__Task description__
Your task is to print all of the entries exactly, though the pictures should not be included.

__Supplied records__

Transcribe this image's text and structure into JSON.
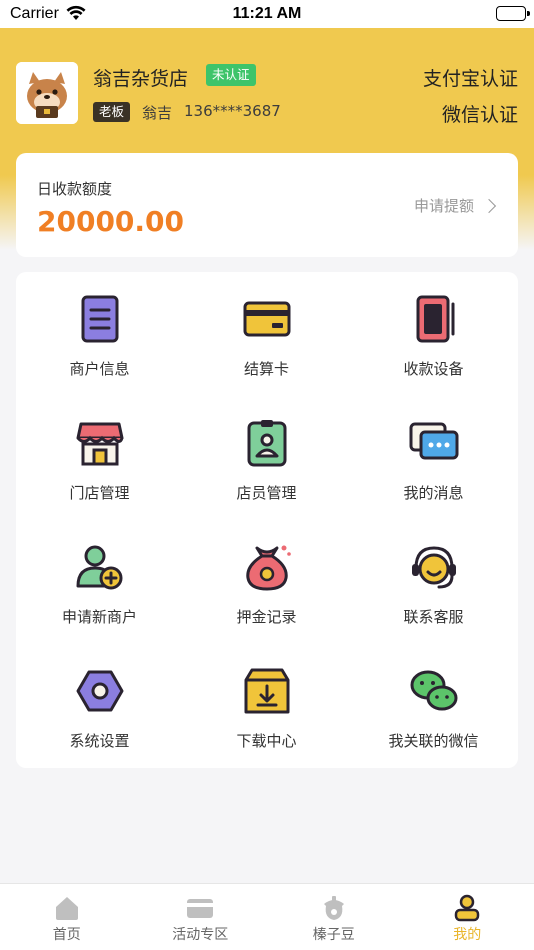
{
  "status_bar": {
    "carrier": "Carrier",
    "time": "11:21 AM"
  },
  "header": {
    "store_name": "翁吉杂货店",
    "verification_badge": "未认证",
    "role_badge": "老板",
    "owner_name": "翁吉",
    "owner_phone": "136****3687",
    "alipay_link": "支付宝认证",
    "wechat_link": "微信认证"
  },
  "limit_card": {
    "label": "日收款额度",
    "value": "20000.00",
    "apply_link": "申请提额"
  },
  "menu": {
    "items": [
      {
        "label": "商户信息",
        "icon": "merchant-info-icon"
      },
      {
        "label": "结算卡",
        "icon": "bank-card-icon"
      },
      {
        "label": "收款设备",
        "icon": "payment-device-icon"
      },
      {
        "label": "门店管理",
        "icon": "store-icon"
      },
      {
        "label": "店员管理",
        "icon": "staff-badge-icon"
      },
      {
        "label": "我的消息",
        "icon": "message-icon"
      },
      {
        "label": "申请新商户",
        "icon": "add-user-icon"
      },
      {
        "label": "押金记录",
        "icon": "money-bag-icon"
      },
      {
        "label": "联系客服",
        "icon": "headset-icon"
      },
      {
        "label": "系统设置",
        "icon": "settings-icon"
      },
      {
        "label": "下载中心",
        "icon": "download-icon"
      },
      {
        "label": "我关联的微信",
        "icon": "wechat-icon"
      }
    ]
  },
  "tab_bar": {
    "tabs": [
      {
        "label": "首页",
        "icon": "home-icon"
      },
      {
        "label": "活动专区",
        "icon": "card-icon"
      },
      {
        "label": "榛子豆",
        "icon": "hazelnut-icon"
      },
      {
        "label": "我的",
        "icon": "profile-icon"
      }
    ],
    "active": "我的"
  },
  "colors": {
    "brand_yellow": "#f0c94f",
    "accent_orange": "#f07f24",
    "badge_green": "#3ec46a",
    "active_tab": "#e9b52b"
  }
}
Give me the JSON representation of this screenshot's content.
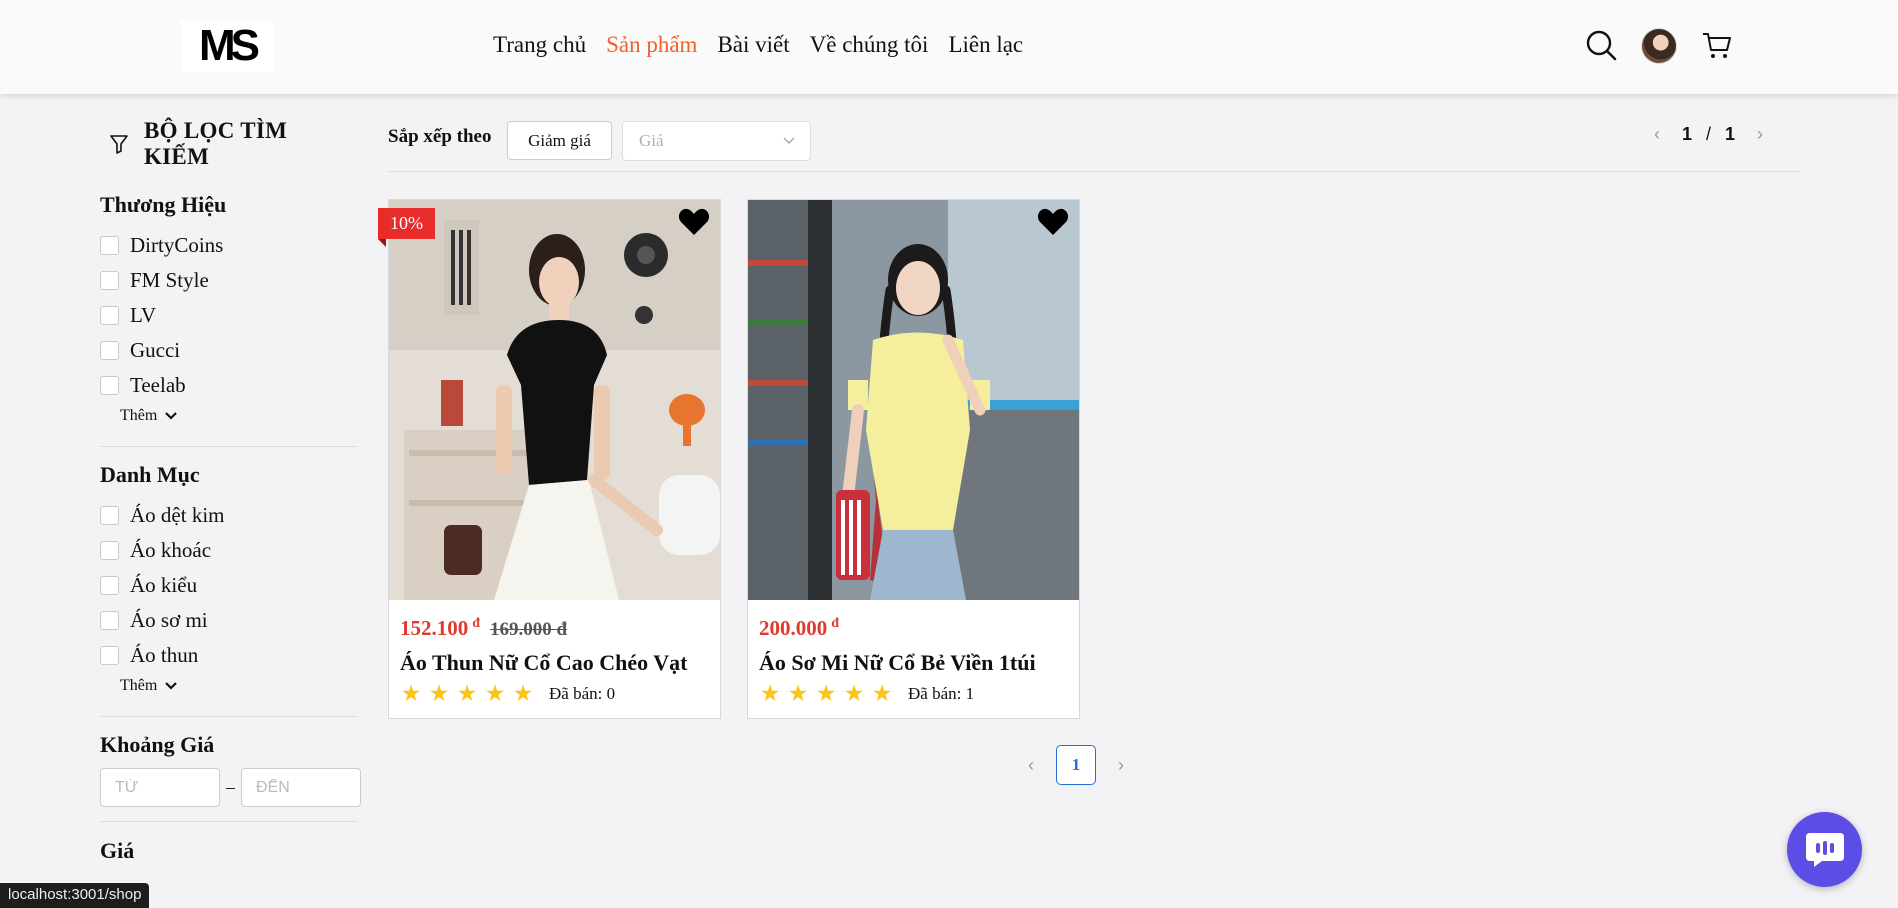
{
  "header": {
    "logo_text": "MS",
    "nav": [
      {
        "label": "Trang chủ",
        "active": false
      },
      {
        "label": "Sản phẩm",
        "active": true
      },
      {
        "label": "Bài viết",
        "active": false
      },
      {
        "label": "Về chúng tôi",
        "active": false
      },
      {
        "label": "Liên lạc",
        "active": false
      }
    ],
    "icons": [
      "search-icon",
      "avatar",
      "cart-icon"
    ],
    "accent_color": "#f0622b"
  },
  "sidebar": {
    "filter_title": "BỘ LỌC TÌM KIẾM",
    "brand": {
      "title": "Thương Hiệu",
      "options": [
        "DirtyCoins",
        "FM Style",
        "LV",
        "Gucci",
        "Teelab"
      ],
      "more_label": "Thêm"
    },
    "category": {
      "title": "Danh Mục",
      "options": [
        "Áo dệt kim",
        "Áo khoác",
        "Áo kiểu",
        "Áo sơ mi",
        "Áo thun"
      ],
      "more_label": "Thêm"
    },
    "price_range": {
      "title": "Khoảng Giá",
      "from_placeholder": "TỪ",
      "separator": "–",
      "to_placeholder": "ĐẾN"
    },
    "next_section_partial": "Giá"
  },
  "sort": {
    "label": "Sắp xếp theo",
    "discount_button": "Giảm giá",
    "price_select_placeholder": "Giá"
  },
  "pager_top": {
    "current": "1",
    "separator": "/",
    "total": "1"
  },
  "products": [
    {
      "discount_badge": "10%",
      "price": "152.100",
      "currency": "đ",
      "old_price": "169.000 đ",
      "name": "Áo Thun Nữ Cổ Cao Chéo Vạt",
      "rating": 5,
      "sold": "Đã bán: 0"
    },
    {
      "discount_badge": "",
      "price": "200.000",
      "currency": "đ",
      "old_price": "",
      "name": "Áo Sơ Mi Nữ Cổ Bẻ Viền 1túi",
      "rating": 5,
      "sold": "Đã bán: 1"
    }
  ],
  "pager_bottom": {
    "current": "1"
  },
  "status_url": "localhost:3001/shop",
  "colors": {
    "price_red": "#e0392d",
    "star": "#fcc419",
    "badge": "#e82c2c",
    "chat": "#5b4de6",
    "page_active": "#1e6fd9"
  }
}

__Written solution__
Transcribe this image's text and structure into JSON.
{
  "status_bar": {
    "carrier": "Carrier",
    "time": "11:21 AM"
  },
  "header": {
    "store_name": "翁吉杂货店",
    "verification_badge": "未认证",
    "role_badge": "老板",
    "owner_name": "翁吉",
    "owner_phone": "136****3687",
    "alipay_link": "支付宝认证",
    "wechat_link": "微信认证"
  },
  "limit_card": {
    "label": "日收款额度",
    "value": "20000.00",
    "apply_link": "申请提额"
  },
  "menu": {
    "items": [
      {
        "label": "商户信息",
        "icon": "merchant-info-icon"
      },
      {
        "label": "结算卡",
        "icon": "bank-card-icon"
      },
      {
        "label": "收款设备",
        "icon": "payment-device-icon"
      },
      {
        "label": "门店管理",
        "icon": "store-icon"
      },
      {
        "label": "店员管理",
        "icon": "staff-badge-icon"
      },
      {
        "label": "我的消息",
        "icon": "message-icon"
      },
      {
        "label": "申请新商户",
        "icon": "add-user-icon"
      },
      {
        "label": "押金记录",
        "icon": "money-bag-icon"
      },
      {
        "label": "联系客服",
        "icon": "headset-icon"
      },
      {
        "label": "系统设置",
        "icon": "settings-icon"
      },
      {
        "label": "下载中心",
        "icon": "download-icon"
      },
      {
        "label": "我关联的微信",
        "icon": "wechat-icon"
      }
    ]
  },
  "tab_bar": {
    "tabs": [
      {
        "label": "首页",
        "icon": "home-icon"
      },
      {
        "label": "活动专区",
        "icon": "card-icon"
      },
      {
        "label": "榛子豆",
        "icon": "hazelnut-icon"
      },
      {
        "label": "我的",
        "icon": "profile-icon"
      }
    ],
    "active": "我的"
  },
  "colors": {
    "brand_yellow": "#f0c94f",
    "accent_orange": "#f07f24",
    "badge_green": "#3ec46a",
    "active_tab": "#e9b52b"
  }
}
Give me the JSON representation of this screenshot's content.
{
  "header": {
    "logo_text": "MS",
    "nav": [
      {
        "label": "Trang chủ",
        "active": false
      },
      {
        "label": "Sản phẩm",
        "active": true
      },
      {
        "label": "Bài viết",
        "active": false
      },
      {
        "label": "Về chúng tôi",
        "active": false
      },
      {
        "label": "Liên lạc",
        "active": false
      }
    ],
    "icons": [
      "search-icon",
      "avatar",
      "cart-icon"
    ],
    "accent_color": "#f0622b"
  },
  "sidebar": {
    "filter_title": "BỘ LỌC TÌM KIẾM",
    "brand": {
      "title": "Thương Hiệu",
      "options": [
        "DirtyCoins",
        "FM Style",
        "LV",
        "Gucci",
        "Teelab"
      ],
      "more_label": "Thêm"
    },
    "category": {
      "title": "Danh Mục",
      "options": [
        "Áo dệt kim",
        "Áo khoác",
        "Áo kiểu",
        "Áo sơ mi",
        "Áo thun"
      ],
      "more_label": "Thêm"
    },
    "price_range": {
      "title": "Khoảng Giá",
      "from_placeholder": "TỪ",
      "separator": "–",
      "to_placeholder": "ĐẾN"
    },
    "next_section_partial": "Giá"
  },
  "sort": {
    "label": "Sắp xếp theo",
    "discount_button": "Giảm giá",
    "price_select_placeholder": "Giá"
  },
  "pager_top": {
    "current": "1",
    "separator": "/",
    "total": "1"
  },
  "products": [
    {
      "discount_badge": "10%",
      "price": "152.100",
      "currency": "đ",
      "old_price": "169.000 đ",
      "name": "Áo Thun Nữ Cổ Cao Chéo Vạt",
      "rating": 5,
      "sold": "Đã bán: 0"
    },
    {
      "discount_badge": "",
      "price": "200.000",
      "currency": "đ",
      "old_price": "",
      "name": "Áo Sơ Mi Nữ Cổ Bẻ Viền 1túi",
      "rating": 5,
      "sold": "Đã bán: 1"
    }
  ],
  "pager_bottom": {
    "current": "1"
  },
  "status_url": "localhost:3001/shop",
  "colors": {
    "price_red": "#e0392d",
    "star": "#fcc419",
    "badge": "#e82c2c",
    "chat": "#5b4de6",
    "page_active": "#1e6fd9"
  }
}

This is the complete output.